The States Assembly will debate next week whether Jersey should change its approach to an elimination strategy, similiar to what Guernsey has done.
That could include quarantining all arriving passengers for 14 days.
All retailers are able to open from Monday 18 May if they can maintain physical distancing. Guidelines are being prepared to allow the likes of hairdressers and dentists to be the next group of businesses to open again, but there's no date yet on when that will be possible.
Senator Lyndon Farnham says a lot of businesses need to move in and out.
"The industries we have built up over the decades and in some cases, the centuries rely on the movement of people, agriculture, tourism, financial services where workers within those industries need to come and go for important business reasons.
"And actually, when would we lockdown until?
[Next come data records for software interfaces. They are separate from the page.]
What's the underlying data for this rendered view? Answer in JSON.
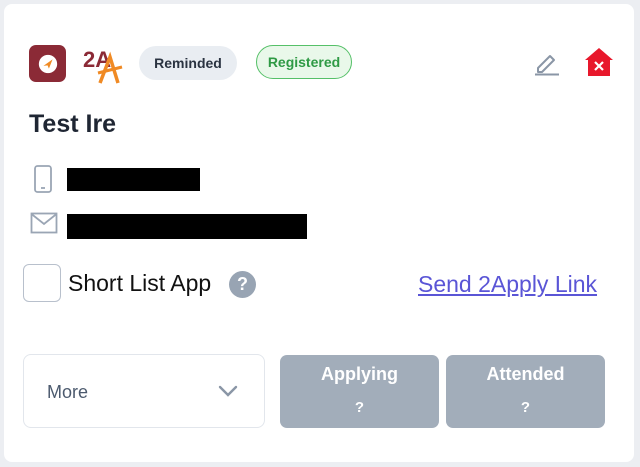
{
  "header": {
    "app_icon": "paper-plane-icon",
    "brand_logo_text": "2A",
    "status_badges": [
      {
        "label": "Reminded",
        "color": "#e9edf2"
      },
      {
        "label": "Registered",
        "color": "#2f9a45"
      }
    ],
    "edit_icon": "pencil-icon",
    "remove_icon": "house-x-icon",
    "remove_color": "#e8182c"
  },
  "contact": {
    "name": "Test Ire",
    "phone_icon": "phone-icon",
    "email_icon": "envelope-icon"
  },
  "shortlist": {
    "label": "Short List App",
    "help": "?",
    "checked": false
  },
  "send_link": {
    "label": "Send 2Apply Link",
    "color": "#5a55d6"
  },
  "more": {
    "label": "More"
  },
  "stats": [
    {
      "title": "Applying",
      "value": "?"
    },
    {
      "title": "Attended",
      "value": "?"
    }
  ]
}
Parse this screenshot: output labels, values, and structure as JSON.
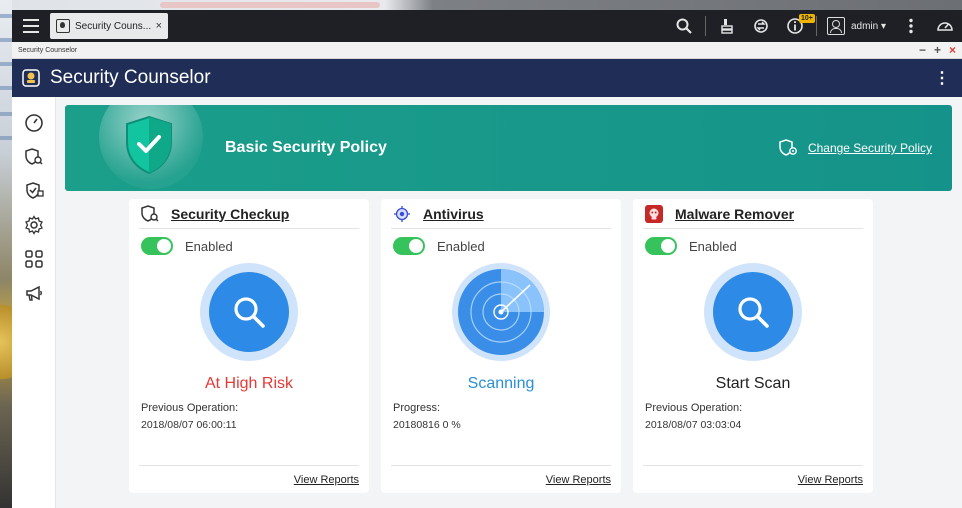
{
  "taskbar": {
    "tab_label": "Security Couns...",
    "tab_close": "×",
    "notification_badge": "10+",
    "user": "admin ▾"
  },
  "window": {
    "title": "Security Counselor",
    "controls": {
      "minimize": "−",
      "maximize": "+",
      "close": "×"
    }
  },
  "app": {
    "title": "Security Counselor",
    "more": "⋮"
  },
  "banner": {
    "title": "Basic Security Policy",
    "change_link": "Change Security Policy"
  },
  "cards": [
    {
      "title": "Security Checkup",
      "toggle_label": "Enabled",
      "status": "At High Risk",
      "meta_label": "Previous Operation:",
      "meta_value": "2018/08/07 06:00:11",
      "footer_link": "View Reports"
    },
    {
      "title": "Antivirus",
      "toggle_label": "Enabled",
      "status": "Scanning",
      "meta_label": "Progress:",
      "meta_value": "20180816 0 %",
      "footer_link": "View Reports"
    },
    {
      "title": "Malware Remover",
      "toggle_label": "Enabled",
      "status": "Start Scan",
      "meta_label": "Previous Operation:",
      "meta_value": "2018/08/07 03:03:04",
      "footer_link": "View Reports"
    }
  ],
  "colors": {
    "header_bg": "#1f2d57",
    "banner_bg": "#1b9e8a",
    "toggle_on": "#37c35c",
    "risk_red": "#e53935",
    "scan_blue": "#2a8fd4",
    "circle_blue": "#2d8ae6"
  },
  "icons": {
    "sidebar": [
      "dashboard-gauge-icon",
      "shield-scan-icon",
      "shield-check-icon",
      "gear-icon",
      "apps-grid-icon",
      "megaphone-icon"
    ]
  }
}
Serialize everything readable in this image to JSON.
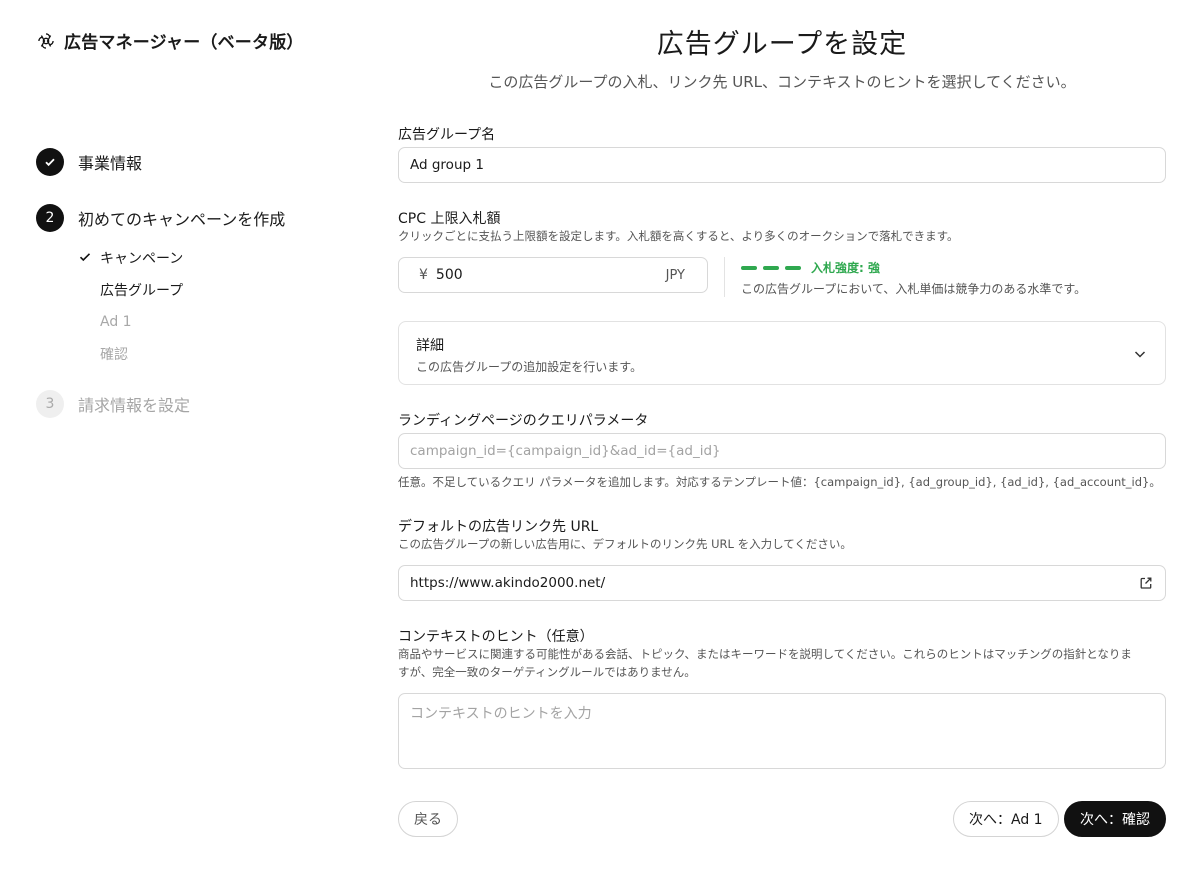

When a vaccine comes out? Even if it is 100% effective, it isn't going to be compulsory for members of the public to take that vaccine.
Senator Lyndon Farnham speaking virtually in a Scrutiny hearing.
"As long as Covid-19 exists on the planet and is one of the list of dangerous viruses that is harmful to mankind, I'm afraid we're going to have to manage that.
"We could take a very short-term decision to eliminate completely the virus at the risk of actually causing more harm to people who aren't suffering with Covid-19 but are restricted or put off from seeking help for other medical conditions, but it's not sustainable and I don't think it's, therefore, a long-term, realistic option."
Deputy Perchard argues that a lack of public confidence and understanding as to the government's reasoning for taking the ''delay, contain, shield' approach is one reason for putting forward this proposition, so both sides of the coin can be openly debated by the assembly.
You can read more about her proposition here.
Speaking to Scrutiny in response, Senator Farnham says he thinks keeping the island virus-free in the medium to longer-term is an unrealistic ambition.
"How long can we lock the island down? How long can we isolate islanders from the outside world? Ho along can we stop islanders traveling away to see friends and relatives, or going on holiday or going away for health reasons?"